[Task brief]: The expected output is each line in the data below that includes the string "Convênio".

[Records for the task]:
▶

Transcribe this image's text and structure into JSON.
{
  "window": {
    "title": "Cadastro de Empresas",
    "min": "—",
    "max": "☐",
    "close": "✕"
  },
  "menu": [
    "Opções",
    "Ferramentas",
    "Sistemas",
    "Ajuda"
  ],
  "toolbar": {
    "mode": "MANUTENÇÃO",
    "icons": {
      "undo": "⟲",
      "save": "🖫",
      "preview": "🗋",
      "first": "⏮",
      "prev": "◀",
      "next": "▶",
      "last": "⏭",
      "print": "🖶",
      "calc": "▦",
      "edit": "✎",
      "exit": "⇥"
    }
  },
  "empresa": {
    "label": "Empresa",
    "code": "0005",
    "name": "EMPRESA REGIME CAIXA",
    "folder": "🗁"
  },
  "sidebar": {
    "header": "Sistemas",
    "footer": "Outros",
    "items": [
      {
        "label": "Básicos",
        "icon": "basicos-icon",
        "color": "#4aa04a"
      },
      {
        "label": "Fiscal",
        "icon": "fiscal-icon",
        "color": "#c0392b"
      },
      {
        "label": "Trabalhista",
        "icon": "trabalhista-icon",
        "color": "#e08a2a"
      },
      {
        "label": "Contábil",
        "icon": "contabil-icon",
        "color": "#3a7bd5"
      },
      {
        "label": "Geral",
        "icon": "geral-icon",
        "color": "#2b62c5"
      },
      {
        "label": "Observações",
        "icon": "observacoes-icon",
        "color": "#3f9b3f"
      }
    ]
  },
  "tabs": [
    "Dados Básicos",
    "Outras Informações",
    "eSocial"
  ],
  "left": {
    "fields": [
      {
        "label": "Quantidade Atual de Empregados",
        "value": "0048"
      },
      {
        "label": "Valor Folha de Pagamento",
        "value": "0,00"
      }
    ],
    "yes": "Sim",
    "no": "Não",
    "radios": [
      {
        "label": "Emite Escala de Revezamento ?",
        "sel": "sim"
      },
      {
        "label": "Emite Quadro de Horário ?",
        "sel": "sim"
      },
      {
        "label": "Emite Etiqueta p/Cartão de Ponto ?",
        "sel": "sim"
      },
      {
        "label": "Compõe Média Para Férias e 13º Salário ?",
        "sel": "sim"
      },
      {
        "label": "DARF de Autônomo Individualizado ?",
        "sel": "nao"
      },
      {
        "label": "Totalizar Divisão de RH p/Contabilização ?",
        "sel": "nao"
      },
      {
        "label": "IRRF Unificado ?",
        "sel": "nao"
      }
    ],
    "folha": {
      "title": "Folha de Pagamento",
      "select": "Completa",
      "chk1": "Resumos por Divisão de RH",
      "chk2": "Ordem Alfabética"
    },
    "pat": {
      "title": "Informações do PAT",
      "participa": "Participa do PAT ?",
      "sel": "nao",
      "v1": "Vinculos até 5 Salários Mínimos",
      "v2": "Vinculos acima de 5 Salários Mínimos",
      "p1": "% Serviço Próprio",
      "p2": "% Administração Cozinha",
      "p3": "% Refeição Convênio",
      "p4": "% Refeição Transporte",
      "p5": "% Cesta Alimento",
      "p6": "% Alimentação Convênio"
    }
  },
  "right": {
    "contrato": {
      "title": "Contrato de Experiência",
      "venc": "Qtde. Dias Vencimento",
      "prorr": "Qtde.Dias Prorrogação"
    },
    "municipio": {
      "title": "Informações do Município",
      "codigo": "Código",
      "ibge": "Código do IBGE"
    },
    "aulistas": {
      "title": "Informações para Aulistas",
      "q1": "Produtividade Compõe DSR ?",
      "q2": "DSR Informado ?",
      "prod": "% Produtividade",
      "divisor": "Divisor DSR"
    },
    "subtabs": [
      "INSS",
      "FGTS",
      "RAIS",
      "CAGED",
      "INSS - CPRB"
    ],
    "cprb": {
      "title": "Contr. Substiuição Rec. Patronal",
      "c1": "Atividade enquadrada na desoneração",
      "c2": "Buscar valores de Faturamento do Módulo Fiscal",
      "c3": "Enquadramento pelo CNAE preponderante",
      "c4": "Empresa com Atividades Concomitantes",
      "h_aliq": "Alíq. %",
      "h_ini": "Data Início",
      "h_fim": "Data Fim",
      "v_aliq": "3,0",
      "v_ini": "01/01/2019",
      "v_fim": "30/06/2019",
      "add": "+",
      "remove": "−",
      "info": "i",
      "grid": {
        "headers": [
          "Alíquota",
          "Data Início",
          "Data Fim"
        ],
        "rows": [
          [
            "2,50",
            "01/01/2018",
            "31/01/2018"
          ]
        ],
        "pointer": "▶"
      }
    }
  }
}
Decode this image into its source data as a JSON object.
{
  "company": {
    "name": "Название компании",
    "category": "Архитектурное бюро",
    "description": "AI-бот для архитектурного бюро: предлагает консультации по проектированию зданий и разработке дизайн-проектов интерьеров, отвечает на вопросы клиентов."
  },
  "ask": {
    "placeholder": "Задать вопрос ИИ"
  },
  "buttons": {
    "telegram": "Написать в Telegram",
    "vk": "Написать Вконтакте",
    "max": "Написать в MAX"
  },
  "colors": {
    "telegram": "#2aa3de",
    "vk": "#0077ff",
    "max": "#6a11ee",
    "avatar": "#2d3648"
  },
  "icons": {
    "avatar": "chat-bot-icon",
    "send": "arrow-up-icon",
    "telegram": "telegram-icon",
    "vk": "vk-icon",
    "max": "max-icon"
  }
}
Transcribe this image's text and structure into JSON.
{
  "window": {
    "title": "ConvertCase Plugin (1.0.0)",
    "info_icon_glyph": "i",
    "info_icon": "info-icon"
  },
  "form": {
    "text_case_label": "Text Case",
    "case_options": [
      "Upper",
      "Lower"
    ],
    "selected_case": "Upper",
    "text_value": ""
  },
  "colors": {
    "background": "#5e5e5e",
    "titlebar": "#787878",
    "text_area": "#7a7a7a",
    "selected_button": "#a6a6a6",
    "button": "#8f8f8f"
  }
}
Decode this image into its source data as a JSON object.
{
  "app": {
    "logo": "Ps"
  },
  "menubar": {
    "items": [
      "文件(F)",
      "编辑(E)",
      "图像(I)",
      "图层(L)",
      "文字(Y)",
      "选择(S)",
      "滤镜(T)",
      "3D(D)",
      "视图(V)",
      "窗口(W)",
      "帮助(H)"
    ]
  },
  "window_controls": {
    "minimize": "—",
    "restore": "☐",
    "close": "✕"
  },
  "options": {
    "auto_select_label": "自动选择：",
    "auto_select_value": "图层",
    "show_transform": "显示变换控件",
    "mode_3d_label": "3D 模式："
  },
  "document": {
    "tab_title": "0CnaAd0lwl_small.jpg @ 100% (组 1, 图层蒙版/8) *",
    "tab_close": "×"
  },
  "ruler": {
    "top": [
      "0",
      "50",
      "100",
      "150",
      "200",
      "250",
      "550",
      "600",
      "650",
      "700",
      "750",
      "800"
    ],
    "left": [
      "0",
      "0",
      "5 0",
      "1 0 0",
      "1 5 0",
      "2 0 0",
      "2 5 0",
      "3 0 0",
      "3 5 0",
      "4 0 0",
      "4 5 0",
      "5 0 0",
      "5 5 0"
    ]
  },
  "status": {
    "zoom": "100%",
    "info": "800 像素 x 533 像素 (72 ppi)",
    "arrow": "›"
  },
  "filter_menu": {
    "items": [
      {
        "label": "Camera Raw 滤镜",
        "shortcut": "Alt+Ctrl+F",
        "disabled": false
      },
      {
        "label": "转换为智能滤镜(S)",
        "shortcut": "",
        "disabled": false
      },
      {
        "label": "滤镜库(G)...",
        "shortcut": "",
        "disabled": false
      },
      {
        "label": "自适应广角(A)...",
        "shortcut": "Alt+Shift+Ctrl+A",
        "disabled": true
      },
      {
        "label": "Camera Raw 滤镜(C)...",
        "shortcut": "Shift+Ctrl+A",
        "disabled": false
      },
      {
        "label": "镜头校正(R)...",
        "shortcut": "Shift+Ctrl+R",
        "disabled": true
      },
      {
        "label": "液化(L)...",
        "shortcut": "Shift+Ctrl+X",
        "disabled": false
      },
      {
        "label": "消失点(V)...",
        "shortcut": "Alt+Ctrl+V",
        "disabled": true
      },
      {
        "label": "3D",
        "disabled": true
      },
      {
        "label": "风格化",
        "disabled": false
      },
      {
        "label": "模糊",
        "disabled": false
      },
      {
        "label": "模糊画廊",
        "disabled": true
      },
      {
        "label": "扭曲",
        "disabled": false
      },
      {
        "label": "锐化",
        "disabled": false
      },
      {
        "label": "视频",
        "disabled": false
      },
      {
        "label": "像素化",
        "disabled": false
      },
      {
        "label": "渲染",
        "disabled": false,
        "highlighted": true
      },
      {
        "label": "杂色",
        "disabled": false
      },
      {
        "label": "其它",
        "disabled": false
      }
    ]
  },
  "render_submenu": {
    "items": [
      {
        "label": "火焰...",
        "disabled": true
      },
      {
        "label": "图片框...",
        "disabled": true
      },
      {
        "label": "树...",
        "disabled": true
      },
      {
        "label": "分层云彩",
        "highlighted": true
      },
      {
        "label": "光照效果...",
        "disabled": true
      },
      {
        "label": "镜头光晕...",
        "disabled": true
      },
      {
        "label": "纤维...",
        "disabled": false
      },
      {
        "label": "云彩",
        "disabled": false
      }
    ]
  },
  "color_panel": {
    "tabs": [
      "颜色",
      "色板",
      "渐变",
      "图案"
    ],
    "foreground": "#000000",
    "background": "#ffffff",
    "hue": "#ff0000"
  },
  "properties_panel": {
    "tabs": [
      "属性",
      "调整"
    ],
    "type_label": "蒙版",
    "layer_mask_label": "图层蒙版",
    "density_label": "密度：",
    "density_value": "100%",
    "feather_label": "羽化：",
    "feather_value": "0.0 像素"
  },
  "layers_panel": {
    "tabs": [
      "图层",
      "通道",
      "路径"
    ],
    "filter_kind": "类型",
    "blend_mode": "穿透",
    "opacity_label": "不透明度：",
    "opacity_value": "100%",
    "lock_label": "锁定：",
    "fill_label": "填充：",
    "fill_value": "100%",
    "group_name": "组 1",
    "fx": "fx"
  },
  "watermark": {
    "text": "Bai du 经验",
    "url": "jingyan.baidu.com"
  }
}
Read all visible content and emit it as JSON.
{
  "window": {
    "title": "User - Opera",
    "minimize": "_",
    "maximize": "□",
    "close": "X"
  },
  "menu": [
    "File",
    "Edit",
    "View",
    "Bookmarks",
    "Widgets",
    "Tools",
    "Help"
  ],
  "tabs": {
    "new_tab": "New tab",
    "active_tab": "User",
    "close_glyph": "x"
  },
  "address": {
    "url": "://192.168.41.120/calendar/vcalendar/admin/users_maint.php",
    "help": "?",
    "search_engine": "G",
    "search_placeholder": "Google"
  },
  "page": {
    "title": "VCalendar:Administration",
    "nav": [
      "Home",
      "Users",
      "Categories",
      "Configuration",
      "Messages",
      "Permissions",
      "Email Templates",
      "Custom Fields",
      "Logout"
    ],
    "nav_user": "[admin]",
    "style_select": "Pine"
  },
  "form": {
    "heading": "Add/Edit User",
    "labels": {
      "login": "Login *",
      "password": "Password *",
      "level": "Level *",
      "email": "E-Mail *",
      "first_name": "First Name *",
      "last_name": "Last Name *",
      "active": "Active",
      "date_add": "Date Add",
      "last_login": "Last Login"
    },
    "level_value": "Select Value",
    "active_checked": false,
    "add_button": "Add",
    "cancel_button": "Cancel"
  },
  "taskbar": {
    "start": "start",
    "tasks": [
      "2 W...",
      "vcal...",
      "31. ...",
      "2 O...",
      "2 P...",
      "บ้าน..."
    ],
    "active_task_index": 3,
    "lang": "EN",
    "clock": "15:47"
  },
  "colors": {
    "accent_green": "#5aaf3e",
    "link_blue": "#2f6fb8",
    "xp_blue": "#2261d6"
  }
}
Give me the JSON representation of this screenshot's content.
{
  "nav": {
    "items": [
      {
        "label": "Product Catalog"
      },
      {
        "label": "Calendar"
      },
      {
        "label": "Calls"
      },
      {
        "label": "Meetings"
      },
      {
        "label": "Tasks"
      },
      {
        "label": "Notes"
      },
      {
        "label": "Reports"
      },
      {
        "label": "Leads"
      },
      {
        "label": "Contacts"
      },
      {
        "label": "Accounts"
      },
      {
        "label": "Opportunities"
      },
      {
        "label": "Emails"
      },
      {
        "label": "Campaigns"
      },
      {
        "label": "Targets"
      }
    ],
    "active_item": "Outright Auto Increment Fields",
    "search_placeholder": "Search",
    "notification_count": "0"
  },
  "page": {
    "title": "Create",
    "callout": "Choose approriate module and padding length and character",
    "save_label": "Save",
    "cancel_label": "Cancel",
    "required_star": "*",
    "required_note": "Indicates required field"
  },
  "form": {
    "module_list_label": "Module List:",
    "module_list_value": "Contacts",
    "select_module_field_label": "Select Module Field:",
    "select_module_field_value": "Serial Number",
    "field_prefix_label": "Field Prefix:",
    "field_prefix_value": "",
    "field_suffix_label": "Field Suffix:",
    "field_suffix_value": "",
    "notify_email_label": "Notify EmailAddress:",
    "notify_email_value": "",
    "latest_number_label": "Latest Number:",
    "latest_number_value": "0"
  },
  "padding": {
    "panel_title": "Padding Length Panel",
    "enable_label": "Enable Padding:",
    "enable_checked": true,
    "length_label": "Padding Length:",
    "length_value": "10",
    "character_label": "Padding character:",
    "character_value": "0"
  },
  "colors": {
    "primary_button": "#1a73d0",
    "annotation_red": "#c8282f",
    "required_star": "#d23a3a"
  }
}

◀

[Task solution]:
      "p3": "% Refeição Convênio",
      "p6": "% Alimentação Convênio"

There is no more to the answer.